As the Border Children situation shows, this recent paradigm change in the conduct of our foreign policy fostered by the internationalist (and apologizing) policies of the Obama administration has resulted in not only exasperating a major failure in our immigration situation, but now presents a true threat to our national security that is conveniently being masked in "childish" humanitarian terms.
Latin America is not the rest of the world when it comes to the national security of the United States. The important standard of American foreign policy that historically draws its roots from the Monroe Doctrine and was bolstered by presidents from Teddy Roosevelt to Ronald Reagan should still be the centerpiece of our Latin American policy.
And that means we should be sending the troops to Central America to clean up these gangs and restore governmental order to the region.

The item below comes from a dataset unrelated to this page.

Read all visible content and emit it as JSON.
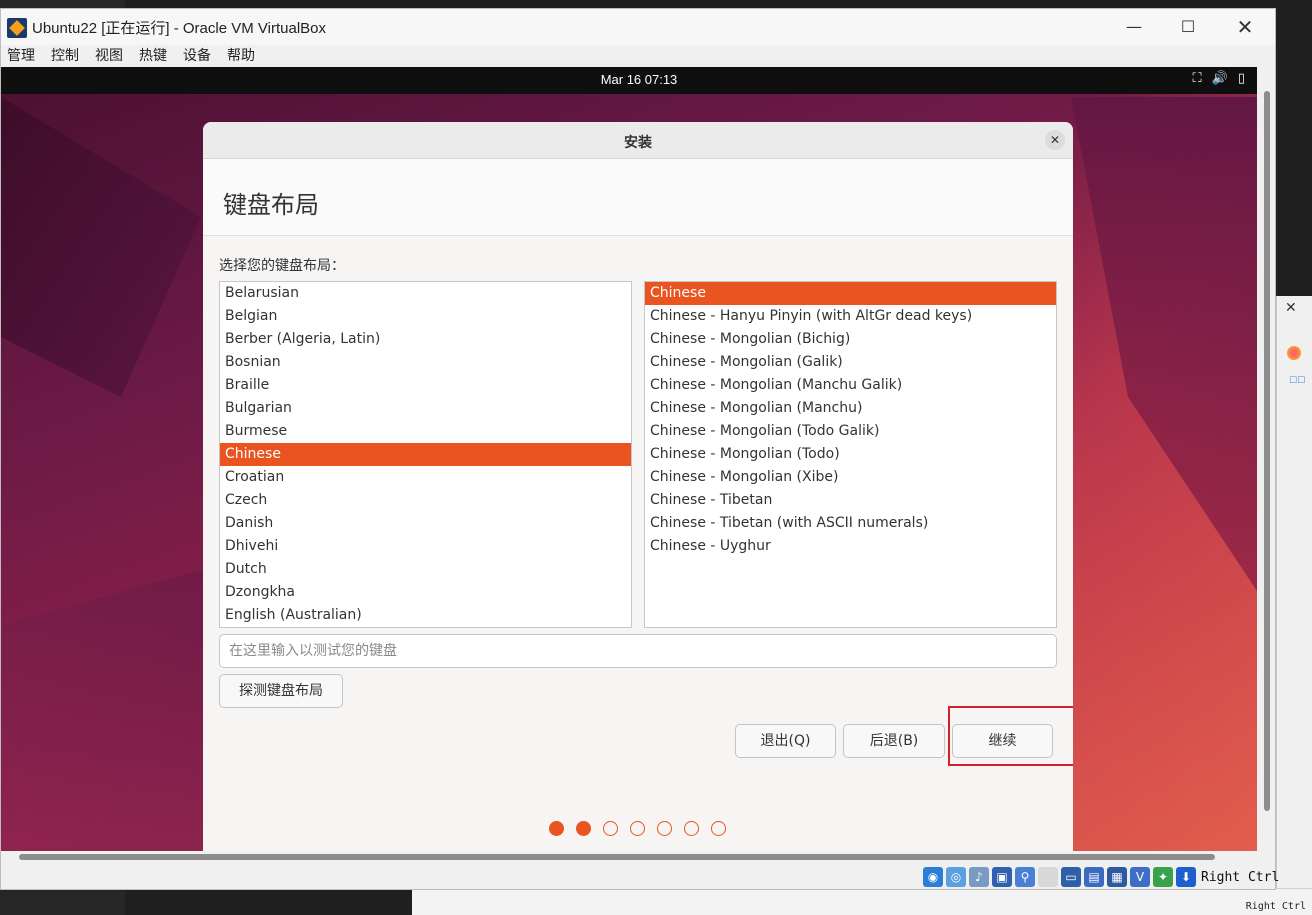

According to The New York Times, more than 75 percent of the thousands of minors that are making dangerous treks to the border are from "mostly poor and violent" areas in El Salvador, Guatemala and Honduras. These nations have devolved into anarchy as a
result of the growing power of drug gangs that have been bolstered by an infusion of recently deported members from the United States under the Obama administration's policies of deporting criminals without proper immigration credentials back to their countries.
But instead of talking about intervention, the Obama administration and congressional Republicans continue unabatedly to point fingers at each other, saying that the other has failed to address the major problems resulting from a failed immigration program. Immigration authorities have been overwhelmed with caring for these children. The latest fighting now centers on the appropriation of $3.7 billion in emergency funds to deal with this latest problem.
Even if we are war weary from Iraq and Afghanistan, we can't lose sight of the anarchy that characterizes many nations in Central America and the danger it presents to our borders and national security.
It's just not about fixing our immigration policy, but readjusting a failed foreign policy that frowns on military intervention that is needed and truly justified to keep more children from rushing our borders and their parents living in safer countries.
Originally published in Context Florida on July 17, 2014.
Steven Kurlander blogs at Kurly's Kommentary (stevenkurlander.com) and writes for Context Florida and The Huffington Post and can be found on Twitter @Kurlykomments. He lives in Monticello, N.Y. Column courtesy of Context Florida.